While the #MeToo movement has raised awareness of the problem of sexual harassment and assault, employment lawyers say the first six months of the movement hasn’t led to a tsunami of workplace harassment claims by employees—at least not yet.
One big change, however, has been a sharp increase in the number of employers who are doing preventative training to head off such claims, says a report by Bloomberg Law.
Law firms are also reporting an uptick in investigations into employee complaints, likely because #MeToo has forced employers to take all complaints more seriously.
In addition to basic sexual harassment training, the Bloomberg report says more law firms are training employers on the nuances of harassment cases. One example: The responsibility of supervisors to act on harassment that they happen to hear about or see.
Law firms that handle such issues aren’t hiring extra attorneys yet, but they are reassigning some to training and cases that address #MeToo issues. Some firms have created special #MeToo task forces to deal with investigations and management training.
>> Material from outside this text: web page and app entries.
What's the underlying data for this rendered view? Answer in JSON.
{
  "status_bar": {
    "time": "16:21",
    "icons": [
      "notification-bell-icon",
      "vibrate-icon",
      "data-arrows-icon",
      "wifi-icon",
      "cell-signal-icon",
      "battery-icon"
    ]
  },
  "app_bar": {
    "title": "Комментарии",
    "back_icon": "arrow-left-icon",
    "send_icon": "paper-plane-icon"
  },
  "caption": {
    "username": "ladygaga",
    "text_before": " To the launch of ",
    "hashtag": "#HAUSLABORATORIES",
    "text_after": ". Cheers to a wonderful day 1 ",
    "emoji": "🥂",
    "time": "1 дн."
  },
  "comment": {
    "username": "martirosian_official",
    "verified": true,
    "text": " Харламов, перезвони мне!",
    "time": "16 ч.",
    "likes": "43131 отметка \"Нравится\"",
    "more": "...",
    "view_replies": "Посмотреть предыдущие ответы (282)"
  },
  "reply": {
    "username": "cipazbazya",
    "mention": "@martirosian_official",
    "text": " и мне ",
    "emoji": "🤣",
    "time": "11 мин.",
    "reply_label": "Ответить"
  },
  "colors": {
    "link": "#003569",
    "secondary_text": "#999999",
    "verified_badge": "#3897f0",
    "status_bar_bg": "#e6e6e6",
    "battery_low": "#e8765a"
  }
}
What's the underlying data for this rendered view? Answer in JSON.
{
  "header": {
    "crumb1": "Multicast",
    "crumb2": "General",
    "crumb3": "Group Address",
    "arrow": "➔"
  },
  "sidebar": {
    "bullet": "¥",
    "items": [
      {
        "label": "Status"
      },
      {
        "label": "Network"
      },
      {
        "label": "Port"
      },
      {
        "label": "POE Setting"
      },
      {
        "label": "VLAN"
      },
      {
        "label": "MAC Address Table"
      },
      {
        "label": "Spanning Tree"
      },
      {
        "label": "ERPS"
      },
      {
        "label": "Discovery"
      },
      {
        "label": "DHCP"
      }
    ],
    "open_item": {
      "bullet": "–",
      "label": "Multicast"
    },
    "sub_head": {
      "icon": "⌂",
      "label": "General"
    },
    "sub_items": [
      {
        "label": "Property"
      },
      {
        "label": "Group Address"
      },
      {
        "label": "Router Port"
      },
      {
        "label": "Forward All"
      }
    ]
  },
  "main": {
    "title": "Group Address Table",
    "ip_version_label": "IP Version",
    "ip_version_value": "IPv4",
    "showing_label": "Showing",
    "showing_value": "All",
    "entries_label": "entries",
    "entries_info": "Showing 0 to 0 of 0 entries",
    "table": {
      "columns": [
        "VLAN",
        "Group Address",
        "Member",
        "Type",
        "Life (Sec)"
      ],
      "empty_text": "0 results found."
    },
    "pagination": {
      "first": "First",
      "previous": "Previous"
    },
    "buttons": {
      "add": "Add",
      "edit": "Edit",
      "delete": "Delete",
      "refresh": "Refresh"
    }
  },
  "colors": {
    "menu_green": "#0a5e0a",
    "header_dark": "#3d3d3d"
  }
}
Another legal twist: Corporations looking to acquire other companies are, for the first time, looking into the potential exposure to #MeToo claims as part of their due diligence.